Working from the records beneath this line, reproduce each one exactly.

[Data records for software interfaces]
* * * *
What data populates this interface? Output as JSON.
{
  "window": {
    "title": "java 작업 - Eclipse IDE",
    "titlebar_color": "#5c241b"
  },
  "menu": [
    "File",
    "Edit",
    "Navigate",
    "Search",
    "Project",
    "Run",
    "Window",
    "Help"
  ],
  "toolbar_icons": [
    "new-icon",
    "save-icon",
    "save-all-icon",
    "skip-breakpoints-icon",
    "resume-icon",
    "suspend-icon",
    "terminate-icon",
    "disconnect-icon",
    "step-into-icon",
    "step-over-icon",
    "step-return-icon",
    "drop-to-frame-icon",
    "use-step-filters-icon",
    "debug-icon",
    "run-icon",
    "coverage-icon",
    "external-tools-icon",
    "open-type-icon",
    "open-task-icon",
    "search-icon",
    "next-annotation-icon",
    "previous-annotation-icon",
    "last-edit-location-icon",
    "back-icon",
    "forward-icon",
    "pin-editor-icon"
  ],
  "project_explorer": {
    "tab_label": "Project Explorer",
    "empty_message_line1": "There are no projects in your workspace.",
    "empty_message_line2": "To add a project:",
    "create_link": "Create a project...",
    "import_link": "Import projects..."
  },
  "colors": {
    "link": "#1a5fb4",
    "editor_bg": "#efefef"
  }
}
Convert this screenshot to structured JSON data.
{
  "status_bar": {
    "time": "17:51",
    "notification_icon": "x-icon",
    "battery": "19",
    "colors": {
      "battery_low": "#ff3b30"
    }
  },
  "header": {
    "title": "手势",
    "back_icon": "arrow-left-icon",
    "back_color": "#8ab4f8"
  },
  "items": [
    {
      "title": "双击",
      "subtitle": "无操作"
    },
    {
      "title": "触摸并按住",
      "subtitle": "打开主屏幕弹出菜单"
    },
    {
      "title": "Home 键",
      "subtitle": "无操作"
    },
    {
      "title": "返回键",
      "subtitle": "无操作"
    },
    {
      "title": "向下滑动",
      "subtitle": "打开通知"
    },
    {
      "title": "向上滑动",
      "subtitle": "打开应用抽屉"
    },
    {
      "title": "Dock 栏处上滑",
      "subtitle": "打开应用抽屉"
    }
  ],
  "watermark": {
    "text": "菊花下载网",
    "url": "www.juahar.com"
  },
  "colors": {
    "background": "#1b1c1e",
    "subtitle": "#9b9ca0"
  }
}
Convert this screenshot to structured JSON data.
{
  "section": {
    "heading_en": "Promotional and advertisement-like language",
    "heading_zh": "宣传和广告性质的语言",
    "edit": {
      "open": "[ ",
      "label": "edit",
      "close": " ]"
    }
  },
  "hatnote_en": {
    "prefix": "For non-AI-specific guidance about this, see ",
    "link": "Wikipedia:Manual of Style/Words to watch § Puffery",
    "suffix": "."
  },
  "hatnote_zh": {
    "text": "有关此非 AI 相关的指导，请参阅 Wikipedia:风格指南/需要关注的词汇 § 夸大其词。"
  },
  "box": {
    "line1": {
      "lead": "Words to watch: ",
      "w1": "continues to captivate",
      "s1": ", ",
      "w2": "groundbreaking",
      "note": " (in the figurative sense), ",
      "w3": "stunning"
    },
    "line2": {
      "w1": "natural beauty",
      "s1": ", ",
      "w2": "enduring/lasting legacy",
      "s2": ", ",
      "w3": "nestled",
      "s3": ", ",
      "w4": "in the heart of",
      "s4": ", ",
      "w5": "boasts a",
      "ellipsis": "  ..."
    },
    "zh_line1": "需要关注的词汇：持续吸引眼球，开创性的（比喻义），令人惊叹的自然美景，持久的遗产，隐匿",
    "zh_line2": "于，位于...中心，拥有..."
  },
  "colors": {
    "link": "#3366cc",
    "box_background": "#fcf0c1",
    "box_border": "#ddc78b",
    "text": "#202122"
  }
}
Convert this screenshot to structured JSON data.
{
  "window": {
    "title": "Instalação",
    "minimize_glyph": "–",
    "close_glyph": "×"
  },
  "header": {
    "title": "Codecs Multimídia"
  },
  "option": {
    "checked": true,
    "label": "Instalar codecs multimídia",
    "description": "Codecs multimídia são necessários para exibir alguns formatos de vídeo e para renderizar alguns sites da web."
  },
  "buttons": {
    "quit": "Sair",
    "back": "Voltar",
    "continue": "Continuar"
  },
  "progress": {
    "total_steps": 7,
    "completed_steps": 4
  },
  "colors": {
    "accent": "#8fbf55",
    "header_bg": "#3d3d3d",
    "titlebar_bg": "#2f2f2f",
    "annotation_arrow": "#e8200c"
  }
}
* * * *
Exercise solution:
What data populates this interface? Output as JSON.
{
  "window": {
    "title": "java 작업 - Eclipse IDE",
    "titlebar_color": "#5c241b"
  },
  "menu": [
    "File",
    "Edit",
    "Navigate",
    "Search",
    "Project",
    "Run",
    "Window",
    "Help"
  ],
  "toolbar_icons": [
    "new-icon",
    "save-icon",
    "save-all-icon",
    "skip-breakpoints-icon",
    "resume-icon",
    "suspend-icon",
    "terminate-icon",
    "disconnect-icon",
    "step-into-icon",
    "step-over-icon",
    "step-return-icon",
    "drop-to-frame-icon",
    "use-step-filters-icon",
    "debug-icon",
    "run-icon",
    "coverage-icon",
    "external-tools-icon",
    "open-type-icon",
    "open-task-icon",
    "search-icon",
    "next-annotation-icon",
    "previous-annotation-icon",
    "last-edit-location-icon",
    "back-icon",
    "forward-icon",
    "pin-editor-icon"
  ],
  "project_explorer": {
    "tab_label": "Project Explorer",
    "empty_message_line1": "There are no projects in your workspace.",
    "empty_message_line2": "To add a project:",
    "create_link": "Create a project...",
    "import_link": "Import projects..."
  },
  "colors": {
    "link": "#1a5fb4",
    "editor_bg": "#efefef"
  }
}
Convert this screenshot to structured JSON data.
{
  "status_bar": {
    "time": "17:51",
    "notification_icon": "x-icon",
    "battery": "19",
    "colors": {
      "battery_low": "#ff3b30"
    }
  },
  "header": {
    "title": "手势",
    "back_icon": "arrow-left-icon",
    "back_color": "#8ab4f8"
  },
  "items": [
    {
      "title": "双击",
      "subtitle": "无操作"
    },
    {
      "title": "触摸并按住",
      "subtitle": "打开主屏幕弹出菜单"
    },
    {
      "title": "Home 键",
      "subtitle": "无操作"
    },
    {
      "title": "返回键",
      "subtitle": "无操作"
    },
    {
      "title": "向下滑动",
      "subtitle": "打开通知"
    },
    {
      "title": "向上滑动",
      "subtitle": "打开应用抽屉"
    },
    {
      "title": "Dock 栏处上滑",
      "subtitle": "打开应用抽屉"
    }
  ],
  "watermark": {
    "text": "菊花下载网",
    "url": "www.juahar.com"
  },
  "colors": {
    "background": "#1b1c1e",
    "subtitle": "#9b9ca0"
  }
}
Convert this screenshot to structured JSON data.
{
  "section": {
    "heading_en": "Promotional and advertisement-like language",
    "heading_zh": "宣传和广告性质的语言",
    "edit": {
      "open": "[ ",
      "label": "edit",
      "close": " ]"
    }
  },
  "hatnote_en": {
    "prefix": "For non-AI-specific guidance about this, see ",
    "link": "Wikipedia:Manual of Style/Words to watch § Puffery",
    "suffix": "."
  },
  "hatnote_zh": {
    "text": "有关此非 AI 相关的指导，请参阅 Wikipedia:风格指南/需要关注的词汇 § 夸大其词。"
  },
  "box": {
    "line1": {
      "lead": "Words to watch: ",
      "w1": "continues to captivate",
      "s1": ", ",
      "w2": "groundbreaking",
      "note": " (in the figurative sense), ",
      "w3": "stunning"
    },
    "line2": {
      "w1": "natural beauty",
      "s1": ", ",
      "w2": "enduring/lasting legacy",
      "s2": ", ",
      "w3": "nestled",
      "s3": ", ",
      "w4": "in the heart of",
      "s4": ", ",
      "w5": "boasts a",
      "ellipsis": "  ..."
    },
    "zh_line1": "需要关注的词汇：持续吸引眼球，开创性的（比喻义），令人惊叹的自然美景，持久的遗产，隐匿",
    "zh_line2": "于，位于...中心，拥有..."
  },
  "colors": {
    "link": "#3366cc",
    "box_background": "#fcf0c1",
    "box_border": "#ddc78b",
    "text": "#202122"
  }
}
Convert this screenshot to structured JSON data.
{
  "window": {
    "title": "Instalação",
    "minimize_glyph": "–",
    "close_glyph": "×"
  },
  "header": {
    "title": "Codecs Multimídia"
  },
  "option": {
    "checked": true,
    "label": "Instalar codecs multimídia",
    "description": "Codecs multimídia são necessários para exibir alguns formatos de vídeo e para renderizar alguns sites da web."
  },
  "buttons": {
    "quit": "Sair",
    "back": "Voltar",
    "continue": "Continuar"
  },
  "progress": {
    "total_steps": 7,
    "completed_steps": 4
  },
  "colors": {
    "accent": "#8fbf55",
    "header_bg": "#3d3d3d",
    "titlebar_bg": "#2f2f2f",
    "annotation_arrow": "#e8200c"
  }
}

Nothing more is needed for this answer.